The2018Spring Labyrinth Festival, generously sponsored this year by the Vasudhara Foundation will be held in Centennial Park from 11am-4pm, Sunday 23rd September. Celebrating the labyrinth as a path of peace, there will be several different labyrinths painted onto the field beside the sandstone one and facilitated walks accompanied by acoustic music: frame drum, didgeridoo, djembe drum, crystal bowl and harp. Come and share a picnic with your friends and remind yourself what it feels like to be in community in a peaceful, gentle way. Free event – all welcome! Find out more about it on the Spring Labyrinth Festival Facebook page
There will be an Archimedes Spiral Labyrinth and a Chalice of Love labyrinth painted onto the field, as well as a Pilgrim Riverstone Labyrinth in which walkers can select a river stone near the threshold and walk it into the labyrinth, leaving their worries behind by placing the stone somewhere along the painted path. So the Pilgrim Labyrinth will emerge slowly over the day as one by one, each pilgrim lays their burden down.
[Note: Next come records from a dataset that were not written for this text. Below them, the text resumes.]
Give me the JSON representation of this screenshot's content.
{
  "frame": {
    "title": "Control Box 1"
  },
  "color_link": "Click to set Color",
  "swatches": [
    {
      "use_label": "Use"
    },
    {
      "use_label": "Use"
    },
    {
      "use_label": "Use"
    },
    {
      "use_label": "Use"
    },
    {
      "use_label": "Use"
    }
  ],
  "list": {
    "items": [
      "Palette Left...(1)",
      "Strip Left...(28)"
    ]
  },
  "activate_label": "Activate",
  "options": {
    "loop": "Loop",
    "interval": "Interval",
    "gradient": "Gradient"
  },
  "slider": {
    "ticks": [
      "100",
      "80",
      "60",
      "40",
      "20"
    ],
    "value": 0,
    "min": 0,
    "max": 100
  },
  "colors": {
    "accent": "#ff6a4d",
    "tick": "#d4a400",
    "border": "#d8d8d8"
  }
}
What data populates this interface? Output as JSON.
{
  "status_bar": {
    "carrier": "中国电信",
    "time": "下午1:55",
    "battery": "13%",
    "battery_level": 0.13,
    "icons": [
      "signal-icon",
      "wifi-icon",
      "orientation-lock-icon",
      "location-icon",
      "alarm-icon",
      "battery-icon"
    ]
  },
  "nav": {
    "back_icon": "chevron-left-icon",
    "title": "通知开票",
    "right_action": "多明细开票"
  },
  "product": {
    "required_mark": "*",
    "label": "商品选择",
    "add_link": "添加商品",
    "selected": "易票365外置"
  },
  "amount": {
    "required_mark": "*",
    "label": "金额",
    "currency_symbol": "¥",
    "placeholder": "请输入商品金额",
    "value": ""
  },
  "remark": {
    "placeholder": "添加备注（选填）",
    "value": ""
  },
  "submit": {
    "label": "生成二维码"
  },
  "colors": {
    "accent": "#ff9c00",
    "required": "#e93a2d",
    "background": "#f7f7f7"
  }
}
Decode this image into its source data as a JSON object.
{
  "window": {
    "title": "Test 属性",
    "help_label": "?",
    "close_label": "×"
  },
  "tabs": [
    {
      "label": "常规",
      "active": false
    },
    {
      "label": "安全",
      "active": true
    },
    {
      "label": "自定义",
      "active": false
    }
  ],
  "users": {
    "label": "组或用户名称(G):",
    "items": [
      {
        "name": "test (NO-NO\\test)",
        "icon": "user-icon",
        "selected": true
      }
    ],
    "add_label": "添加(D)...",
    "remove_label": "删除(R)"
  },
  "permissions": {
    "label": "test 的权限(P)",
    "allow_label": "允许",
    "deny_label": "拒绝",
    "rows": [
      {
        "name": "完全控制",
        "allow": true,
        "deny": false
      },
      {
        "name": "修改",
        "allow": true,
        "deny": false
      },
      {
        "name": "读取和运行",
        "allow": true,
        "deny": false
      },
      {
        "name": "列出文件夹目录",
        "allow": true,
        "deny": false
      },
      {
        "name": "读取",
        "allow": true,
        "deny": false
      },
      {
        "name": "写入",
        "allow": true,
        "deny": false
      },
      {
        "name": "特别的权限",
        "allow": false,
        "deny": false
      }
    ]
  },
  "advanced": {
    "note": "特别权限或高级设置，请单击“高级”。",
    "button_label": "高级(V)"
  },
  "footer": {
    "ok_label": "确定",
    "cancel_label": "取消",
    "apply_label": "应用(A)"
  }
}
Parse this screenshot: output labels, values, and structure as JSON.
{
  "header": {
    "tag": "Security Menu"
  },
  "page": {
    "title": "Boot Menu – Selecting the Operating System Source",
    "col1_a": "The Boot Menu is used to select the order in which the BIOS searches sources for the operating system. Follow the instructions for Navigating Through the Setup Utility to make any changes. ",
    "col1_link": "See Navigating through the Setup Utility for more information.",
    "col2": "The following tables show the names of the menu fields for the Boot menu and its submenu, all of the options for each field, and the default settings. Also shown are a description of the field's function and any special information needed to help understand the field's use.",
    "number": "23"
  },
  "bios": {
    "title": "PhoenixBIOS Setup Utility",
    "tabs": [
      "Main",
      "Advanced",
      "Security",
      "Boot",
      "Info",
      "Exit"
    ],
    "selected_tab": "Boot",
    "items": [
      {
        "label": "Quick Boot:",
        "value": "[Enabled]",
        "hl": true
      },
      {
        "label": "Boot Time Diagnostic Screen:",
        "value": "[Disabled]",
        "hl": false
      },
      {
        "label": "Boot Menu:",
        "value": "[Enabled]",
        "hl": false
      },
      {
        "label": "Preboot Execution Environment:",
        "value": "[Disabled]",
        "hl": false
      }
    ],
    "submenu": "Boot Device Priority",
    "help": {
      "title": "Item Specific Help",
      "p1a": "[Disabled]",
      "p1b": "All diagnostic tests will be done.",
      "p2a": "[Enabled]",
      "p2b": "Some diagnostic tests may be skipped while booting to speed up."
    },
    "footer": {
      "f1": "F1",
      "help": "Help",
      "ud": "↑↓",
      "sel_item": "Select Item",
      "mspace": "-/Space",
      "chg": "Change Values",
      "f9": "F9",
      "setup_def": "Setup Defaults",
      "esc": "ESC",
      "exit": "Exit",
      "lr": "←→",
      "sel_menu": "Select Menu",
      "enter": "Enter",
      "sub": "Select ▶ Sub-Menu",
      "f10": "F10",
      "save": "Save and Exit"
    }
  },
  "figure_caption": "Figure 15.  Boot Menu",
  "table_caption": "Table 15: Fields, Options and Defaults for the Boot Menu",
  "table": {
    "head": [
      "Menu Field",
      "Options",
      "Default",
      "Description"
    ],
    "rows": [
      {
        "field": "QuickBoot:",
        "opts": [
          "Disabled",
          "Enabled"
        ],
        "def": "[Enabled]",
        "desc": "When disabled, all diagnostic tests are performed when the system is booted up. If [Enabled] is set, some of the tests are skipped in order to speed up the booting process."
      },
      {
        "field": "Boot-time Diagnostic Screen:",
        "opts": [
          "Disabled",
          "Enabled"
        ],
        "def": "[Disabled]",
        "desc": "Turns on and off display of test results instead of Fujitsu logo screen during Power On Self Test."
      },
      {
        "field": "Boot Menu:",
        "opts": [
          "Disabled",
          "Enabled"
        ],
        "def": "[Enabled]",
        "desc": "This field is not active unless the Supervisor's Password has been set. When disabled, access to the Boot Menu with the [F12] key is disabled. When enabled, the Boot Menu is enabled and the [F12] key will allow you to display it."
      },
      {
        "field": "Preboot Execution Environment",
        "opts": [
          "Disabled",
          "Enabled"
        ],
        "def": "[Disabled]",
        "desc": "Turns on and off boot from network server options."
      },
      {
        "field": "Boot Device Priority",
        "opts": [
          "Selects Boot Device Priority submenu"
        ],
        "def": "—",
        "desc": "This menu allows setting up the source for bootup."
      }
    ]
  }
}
11.30am: Welcome to Country by Biripi elder, Aunty Ali Golding 11.45am: Blessing of the path, accompanied by ‘Choir Rocks’ 12pm: Frame Drum walk led by sound healer and shamanic teacher, Jane Elworthy 1pm: Didgeridoo walk led by life mastery coach and didgeridoo teacher, Adrian Hanks 2pm: Djembe Drum walk led by meditation teacher and drum circle facilitator, Jeremy Prangnell 3pm: Alchemy Crystal Singing Bowl walk led by Seichim master, Elizabeth Brandis with Celtic Harp played by therapeutic musician, Jacqueline Spring
ABC Radio National’s Dr Rachael Kohn did an in-depth interview with Rev Dr Lauren Artress and Emily Simpson on her regular program The Spirit of Things which was broadcast on 22nd February 2015. You can download or listen to it here
The woman who kick started the global labyrinth movement 20 years ago, Rev Dr Lauren Artress was in Sydney to train 30 new labyrinth facilitators. On Sunday 1st Feb she was guest of honour at the Dedication of the Labyrinth which included the beautiful music of Corrina Bonshek which is now available online.
To find out more about Lauren’s work with labyrinths around the world go to www.veriditas.org. Her much loved book is called “Walking A Sacred Path – Rediscovering the Labyrinth as a Spiritual Practice” and is available on Amazon
There’s really no right way or wrong way to walk a labyrinth, but generally speaking there are three phases:
1. Releasing on the way in – letting go of what no longer serves.
2. Receiving a sense of peace and calm as you pause in the centre.
3. Resolving to engage with the world in a new way as you follow the same path back out.
To prepare, you may want to sit quietly and reflect before walking the labyrinth. Some people come with questions, others just to slow down and take time out from a busy life. Some come to find the strength to take the next step during times of grief and loss. Its winding path becomes a metaphor for our journey and where we find ourselves on our path. If someone is walking more slowly than you, feel free to overtake (easier at the turns). The labyrinth is all about flow and acceptance. As Ram Dass says, “We are all really just walking each other home.”
Want to learn more about the labyrinth? The woman who kick started the global labyrinth movement 20 years ago, Rev Dr Lauren Artress is coming to Sydney to speak and teach in January 2015. Whether you want to bring the labyrinth to your community or simply deepen your understanding of it, then this is a rare opportunity.
The lecture will be held at the Paddington Uniting Church, 395 Oxford St, Paddington and the workshop and Facilitator Training will be held at Moore Park Golf Club. Lauren will also be holding a special dedication of the Centennial Park labyrinth on the evening of Sunday 1st February. All welcome. To find out more about her work with labyrinths around the world go to www.veriditas.org. Her book is called “Walking A Sacred Path – Rediscovering the Labyrinth as a Spiritual Practice” and is available on Amazon